by Tammy Drennan
I think that Independence Day should not be commemorated in public schools. It’s like celebrating the Nativity at a meeting of atheists – they don’t believe in it.
Maybe instead of celebrating the rejection of tyranny and the adoption of a new form of government – a restrained and limited one, students would be better off debating the meaning of liberty.
They could research and discuss the role of government in defining the future and compelling citizens to conform to it. They could compare the education philosophies of Nazi Germany, Soviet Russia, Castro’s Cuba, modern-day China and the United States.
Maybe their teachers, school board members and school union representatives could sit on a panel and take questions from the students. The students might ask such things as:
• How did America become such a sought-after country before compulsory state schooling?
• Why did the U.S. Ninth Circuit Court of Appeals say that parents’ rights ended the moment their children walked through public school doors each morning?
• Why is the state allowed to pressure businesses into not hiring people without high school diplomas?
• What are the implications of the state offering rewards to citizens for turning in truants?
• Are we really a free people when the state can control our first twelve years of intellectual and social development?
There are many more questions, of course, but those are a few students should have the right to ask and have answered.
Do we still live in a free country? I think it would be more accurate to say that we still live in a country with the option of freedom. The greatest threat to that freedom is our unwillingness to exercise it. The unexercised muscle becomes weak and finally useless. Unexercised liberty does the same.

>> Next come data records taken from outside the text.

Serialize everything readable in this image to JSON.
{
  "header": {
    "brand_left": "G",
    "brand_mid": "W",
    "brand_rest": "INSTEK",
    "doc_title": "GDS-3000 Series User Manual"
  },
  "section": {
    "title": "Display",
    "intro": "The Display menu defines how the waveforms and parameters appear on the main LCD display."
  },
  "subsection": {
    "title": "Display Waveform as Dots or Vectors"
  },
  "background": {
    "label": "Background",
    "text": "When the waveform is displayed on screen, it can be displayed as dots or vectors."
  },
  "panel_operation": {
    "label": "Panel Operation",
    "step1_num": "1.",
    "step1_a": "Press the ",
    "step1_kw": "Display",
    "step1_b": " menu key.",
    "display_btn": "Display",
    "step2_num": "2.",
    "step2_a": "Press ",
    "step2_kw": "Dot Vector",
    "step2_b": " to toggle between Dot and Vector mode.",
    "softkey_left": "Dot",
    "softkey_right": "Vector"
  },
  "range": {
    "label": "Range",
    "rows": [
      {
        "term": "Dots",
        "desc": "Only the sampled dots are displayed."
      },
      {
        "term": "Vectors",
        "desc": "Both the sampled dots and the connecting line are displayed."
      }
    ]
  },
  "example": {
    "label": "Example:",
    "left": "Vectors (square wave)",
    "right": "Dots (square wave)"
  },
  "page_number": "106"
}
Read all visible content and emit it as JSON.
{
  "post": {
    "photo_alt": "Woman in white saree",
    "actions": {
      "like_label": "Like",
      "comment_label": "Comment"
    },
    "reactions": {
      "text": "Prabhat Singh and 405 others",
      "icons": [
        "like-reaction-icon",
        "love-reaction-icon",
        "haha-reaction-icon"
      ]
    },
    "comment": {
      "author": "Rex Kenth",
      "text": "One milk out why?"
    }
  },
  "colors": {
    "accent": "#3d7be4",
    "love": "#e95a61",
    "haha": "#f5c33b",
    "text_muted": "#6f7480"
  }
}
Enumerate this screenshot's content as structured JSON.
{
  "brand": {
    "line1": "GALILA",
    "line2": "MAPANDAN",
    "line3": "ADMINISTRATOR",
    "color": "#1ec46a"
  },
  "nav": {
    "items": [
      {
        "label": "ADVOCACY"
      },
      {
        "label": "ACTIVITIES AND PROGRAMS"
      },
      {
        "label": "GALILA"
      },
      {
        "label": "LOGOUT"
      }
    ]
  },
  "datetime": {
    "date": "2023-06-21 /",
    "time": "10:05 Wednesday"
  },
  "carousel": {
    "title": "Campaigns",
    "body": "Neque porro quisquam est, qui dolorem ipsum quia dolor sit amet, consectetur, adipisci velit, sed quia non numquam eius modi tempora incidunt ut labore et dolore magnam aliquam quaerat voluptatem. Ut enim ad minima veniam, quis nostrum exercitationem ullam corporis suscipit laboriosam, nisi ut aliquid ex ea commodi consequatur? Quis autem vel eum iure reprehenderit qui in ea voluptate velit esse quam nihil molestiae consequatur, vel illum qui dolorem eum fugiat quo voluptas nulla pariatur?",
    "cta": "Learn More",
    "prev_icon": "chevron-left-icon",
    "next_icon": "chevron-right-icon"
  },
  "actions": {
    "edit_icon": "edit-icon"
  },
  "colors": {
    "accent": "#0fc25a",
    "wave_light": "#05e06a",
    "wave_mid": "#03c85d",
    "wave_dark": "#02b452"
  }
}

Let’s teach our children how to embrace their liberty and make it strong.